+++ Dataset entries

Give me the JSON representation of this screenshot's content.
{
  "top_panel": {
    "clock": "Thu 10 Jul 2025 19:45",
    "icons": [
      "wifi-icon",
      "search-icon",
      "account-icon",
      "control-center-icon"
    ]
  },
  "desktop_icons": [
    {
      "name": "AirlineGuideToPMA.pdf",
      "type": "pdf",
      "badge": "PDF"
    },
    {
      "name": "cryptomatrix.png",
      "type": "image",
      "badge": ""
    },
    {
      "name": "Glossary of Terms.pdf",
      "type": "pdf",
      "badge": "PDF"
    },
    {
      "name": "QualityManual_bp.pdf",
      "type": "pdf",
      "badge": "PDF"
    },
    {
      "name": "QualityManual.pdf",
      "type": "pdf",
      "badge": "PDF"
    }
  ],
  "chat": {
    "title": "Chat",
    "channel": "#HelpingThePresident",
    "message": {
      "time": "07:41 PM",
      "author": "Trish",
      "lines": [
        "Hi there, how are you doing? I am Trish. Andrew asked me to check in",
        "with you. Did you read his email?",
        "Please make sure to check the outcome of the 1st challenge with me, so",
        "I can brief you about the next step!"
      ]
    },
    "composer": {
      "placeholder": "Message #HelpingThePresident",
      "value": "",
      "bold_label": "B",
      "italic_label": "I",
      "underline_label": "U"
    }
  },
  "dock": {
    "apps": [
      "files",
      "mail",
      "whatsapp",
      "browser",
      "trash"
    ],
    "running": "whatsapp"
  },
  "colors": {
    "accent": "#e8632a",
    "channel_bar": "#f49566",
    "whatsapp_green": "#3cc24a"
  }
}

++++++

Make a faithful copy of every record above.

Give me the JSON representation of this screenshot's content.
{
  "top_panel": {
    "clock": "Thu 10 Jul 2025 19:45",
    "icons": [
      "wifi-icon",
      "search-icon",
      "account-icon",
      "control-center-icon"
    ]
  },
  "desktop_icons": [
    {
      "name": "AirlineGuideToPMA.pdf",
      "type": "pdf",
      "badge": "PDF"
    },
    {
      "name": "cryptomatrix.png",
      "type": "image",
      "badge": ""
    },
    {
      "name": "Glossary of Terms.pdf",
      "type": "pdf",
      "badge": "PDF"
    },
    {
      "name": "QualityManual_bp.pdf",
      "type": "pdf",
      "badge": "PDF"
    },
    {
      "name": "QualityManual.pdf",
      "type": "pdf",
      "badge": "PDF"
    }
  ],
  "chat": {
    "title": "Chat",
    "channel": "#HelpingThePresident",
    "message": {
      "time": "07:41 PM",
      "author": "Trish",
      "lines": [
        "Hi there, how are you doing? I am Trish. Andrew asked me to check in",
        "with you. Did you read his email?",
        "Please make sure to check the outcome of the 1st challenge with me, so",
        "I can brief you about the next step!"
      ]
    },
    "composer": {
      "placeholder": "Message #HelpingThePresident",
      "value": "",
      "bold_label": "B",
      "italic_label": "I",
      "underline_label": "U"
    }
  },
  "dock": {
    "apps": [
      "files",
      "mail",
      "whatsapp",
      "browser",
      "trash"
    ],
    "running": "whatsapp"
  },
  "colors": {
    "accent": "#e8632a",
    "channel_bar": "#f49566",
    "whatsapp_green": "#3cc24a"
  }
}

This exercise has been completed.